I recently read an essay entitled Why Does God Need the Church? by Ragan Sutterfield, an Episcopalian who lives in Arkansas. Sutterfield’s answer is that God needs the church “to be God’s real presence in the world . . . a radical and amazing call for a group of people.” But, he wrote, “we need to realize . . . that the buildings, the ecclesial bodies, the liturgies, the hierarchies, the bishops, the priests, the laity, the budgets, etc, etc, etc, are only valuable as parts of the church in so far as they are fulfilling the mission of God. And . . . God’s mission is not nice services for nice people in nice buildings.” (Emphasis added.)
Sutterfield, I think, is echoing Bishop Frensdorff’s vision. In doing so, Sutterfield, proposed two new ways to think of our church congregations. First, as “icon” – an icon, he says, is an image that sparks the imagination to move beyond the image and see God. The question we must ask ourselves is “Are we such a community? Looking at us, visiting us, worshiping with us, being served by us, and serving with us, are others moved beyond us to see God?” I believe that we are such a community and I hope that others see through us in that way.

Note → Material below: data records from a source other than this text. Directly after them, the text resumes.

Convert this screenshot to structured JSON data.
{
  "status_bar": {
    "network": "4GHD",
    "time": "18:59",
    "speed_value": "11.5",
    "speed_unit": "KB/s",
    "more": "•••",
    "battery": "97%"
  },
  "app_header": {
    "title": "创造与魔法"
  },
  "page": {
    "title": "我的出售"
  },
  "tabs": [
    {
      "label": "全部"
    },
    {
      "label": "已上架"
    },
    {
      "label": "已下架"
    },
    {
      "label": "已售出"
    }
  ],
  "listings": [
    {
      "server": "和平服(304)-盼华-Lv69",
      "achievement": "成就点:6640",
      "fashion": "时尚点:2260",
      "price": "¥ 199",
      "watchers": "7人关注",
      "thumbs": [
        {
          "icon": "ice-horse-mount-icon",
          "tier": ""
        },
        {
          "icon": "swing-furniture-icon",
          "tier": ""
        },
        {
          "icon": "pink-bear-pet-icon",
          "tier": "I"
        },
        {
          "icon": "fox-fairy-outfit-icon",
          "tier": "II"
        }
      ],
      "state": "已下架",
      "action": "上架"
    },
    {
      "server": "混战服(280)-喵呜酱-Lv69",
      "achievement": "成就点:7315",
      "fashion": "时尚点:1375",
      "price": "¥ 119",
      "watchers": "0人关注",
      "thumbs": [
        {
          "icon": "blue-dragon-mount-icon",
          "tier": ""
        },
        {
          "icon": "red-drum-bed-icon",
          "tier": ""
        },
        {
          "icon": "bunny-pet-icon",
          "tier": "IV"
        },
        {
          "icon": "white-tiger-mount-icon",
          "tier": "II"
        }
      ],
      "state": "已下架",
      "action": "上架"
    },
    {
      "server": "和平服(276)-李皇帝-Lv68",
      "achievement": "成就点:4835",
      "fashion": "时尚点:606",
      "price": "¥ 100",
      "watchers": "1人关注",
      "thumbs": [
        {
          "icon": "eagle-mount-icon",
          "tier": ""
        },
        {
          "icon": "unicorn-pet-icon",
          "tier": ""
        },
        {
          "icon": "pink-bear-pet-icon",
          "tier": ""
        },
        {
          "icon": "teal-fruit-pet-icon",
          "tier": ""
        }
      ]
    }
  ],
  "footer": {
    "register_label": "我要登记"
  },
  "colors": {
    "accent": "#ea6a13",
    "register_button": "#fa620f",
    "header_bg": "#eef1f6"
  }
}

Sutterfield’s second new image of the church is as a “dojo.” A dojo, as you probably know, is “a practice community within martial arts – it is the place where adherents to a specific form come together to learn how to be better practitioners, both from each other and from recognized masters of the form.” It is, simply put, the place and community where people come to get better at what they do. In the church-as-dojo, the congregation becomes the place where we come together to work at becoming more Christ-like. The church becomes a place where we come not to sing some nice songs and hear an occasionally good sermon, but a community with which we gather to explore the faith with one another, recognizing that some among us are more practiced than we may be, challenging each other and learning from one another how better to practice the way of Jesus.
Sutterfield concludes with a vision not too much different from Bishop Frensdorff’s:
Imagine a church where, after a few months of regularly attending, you are able to recognize that you are less angry than you used to be. Imagine a church that shows you how to forgive the person who hurt you most profoundly. Imagine a church that measures your love of God as Dorothy Day did hers, by how much you love the person you love least. Imagine a church that loves you for who you are, away from all of the facades of the self, and teaches you how to love.
I believe that St. Paul’s Parish is and is constantly becoming such a place and such a community. The reports we have received today, the leadership our vestry and officers provide, the ministries of all of our members, all demonstrate that that is so, and for that I am grateful to each of you and to God.
Let us pray:
Almighty and everliving God,
ruler of all things in heaven and earth,
hear our prayers for this parish family.
Strengthen the faithful, arouse the careless, and restore the penitent.
Grant us all things necessary for our common life,
and bring us all to be of one heart and mind
within your holy Church;
through Jesus Christ our Lord. Amen.
Will you turn to the prayers page of the Annual Journal and join me in the “Disturb us, Lord” prayer attributed to Sir Francis Drake which our Inviting the Future Committee adopted as the guiding prayer for our capital project. After the prayer, we’ll sing I Have Decided to Follow Jesus (which is on the back cover of the Journal) and stand adjourned.
Disturb us, Lord, when we are too well pleased with ourselves, when our dreams have come true because we have dreamed too little, when we arrived safely because we have sailed too close to the shore.
Disturb us, Lord, when, with the abundance of things we possess, we have lost our thirst for the waters of life. Having fallen in love with life, we have ceased to dream of eternity and in our efforts to build a new earth, we have allowed our vision of the new Heaven to dim.
Disturb us, Lord, to dare more boldly, to venture on wider seas where storms will show your mastery; where losing sight of land, we shall find the stars.
We ask you to push back the horizons of our hopes; and to push us into the future in strength, courage, hope, and love. Amen.